What to do: Where a line of the listing below includes the word "Historial", reproduce that line.
+-------+
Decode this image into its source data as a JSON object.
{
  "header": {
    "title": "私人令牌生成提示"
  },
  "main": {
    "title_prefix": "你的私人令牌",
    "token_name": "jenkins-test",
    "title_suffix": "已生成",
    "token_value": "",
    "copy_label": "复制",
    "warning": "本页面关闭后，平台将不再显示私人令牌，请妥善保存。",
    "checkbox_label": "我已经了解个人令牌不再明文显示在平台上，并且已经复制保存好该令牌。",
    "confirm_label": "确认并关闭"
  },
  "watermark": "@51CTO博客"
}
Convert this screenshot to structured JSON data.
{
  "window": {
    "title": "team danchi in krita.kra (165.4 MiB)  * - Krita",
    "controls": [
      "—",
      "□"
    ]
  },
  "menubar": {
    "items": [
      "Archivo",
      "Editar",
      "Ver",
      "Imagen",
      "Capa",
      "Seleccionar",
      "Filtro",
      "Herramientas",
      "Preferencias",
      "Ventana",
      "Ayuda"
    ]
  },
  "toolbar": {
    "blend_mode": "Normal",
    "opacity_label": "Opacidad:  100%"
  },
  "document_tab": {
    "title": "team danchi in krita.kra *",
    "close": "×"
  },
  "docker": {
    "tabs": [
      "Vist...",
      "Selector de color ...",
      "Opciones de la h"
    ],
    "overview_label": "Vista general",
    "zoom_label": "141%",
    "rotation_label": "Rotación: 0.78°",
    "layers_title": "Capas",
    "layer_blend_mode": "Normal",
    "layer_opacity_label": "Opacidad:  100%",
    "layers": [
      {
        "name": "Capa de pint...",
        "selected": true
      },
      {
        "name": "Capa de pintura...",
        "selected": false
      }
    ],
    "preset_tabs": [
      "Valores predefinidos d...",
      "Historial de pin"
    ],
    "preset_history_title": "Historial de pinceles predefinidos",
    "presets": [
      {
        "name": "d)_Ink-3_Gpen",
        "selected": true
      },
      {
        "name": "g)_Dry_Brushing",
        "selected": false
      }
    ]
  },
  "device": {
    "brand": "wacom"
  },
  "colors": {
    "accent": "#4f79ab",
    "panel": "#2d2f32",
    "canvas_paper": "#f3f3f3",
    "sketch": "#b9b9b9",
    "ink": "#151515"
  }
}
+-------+
Answer below:
      "Historial de pin"
    "preset_history_title": "Historial de pinceles predefinidos",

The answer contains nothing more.